Eleven Wiwa Indians killed by lightning during a tribal ceremony in Colombia’s Sierra Nevada mountains will be left unburied where they died according to their traditions, an official said Sunday.
The community of about 60 families will abandon their remote village in the wake of Monday’s tragedy, but it was not yet clear where they would go, said Jose Gregorio Rodriguez, an advisor on the Wiwas at the National Indigenous Organization of Colombia, which represents the country’s 800,000 indigenous people.
“The bodies will stay in the ‘uguma’ (ceremonial hut) where they died and the community will leave the site, as their customs and traditions dictate,” Rodriguez told AFP.
The 11 men were killed on Monday when lightning struck the hut during a ceremony, also injuring another 20 participants who suffered second and third degree burns.
The Wiwas, a tribe that retreated into the Sierra Nevada of northern Colombia after the Spanish conquest, revere all aspects of nature and believe they are called to keep the world in balance.
Some villagers saw the devastating lightning strike as a spiritual blow in response to “man’s turning his back on nature,” Lorenzo Gil, a survivor, told AFP this week.
After the tragedy, the villagers held a long funeral ritual, whose first part concluded on Friday. A 10-day healing ceremony will follow.
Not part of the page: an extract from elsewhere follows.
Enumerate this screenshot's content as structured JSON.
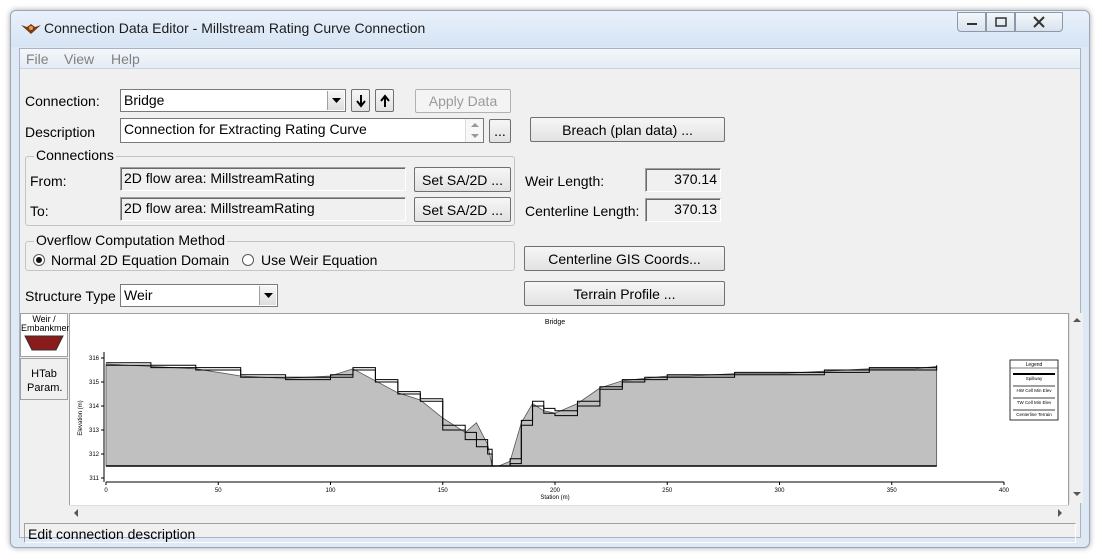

“This rite is a healing for the people but also for the affected territories,” said Rodriguez.
A day after the lightning strike that killed the Wiwas, another indigenous community in the Sierra Nevada, the Arhuacas, were hit by a landslide that killed six people, including five children.
“When the indigenous die as a result of tragic acts of nature, the community abandons the place to avoid other dangerous natural phenomena,” said Rodriguez.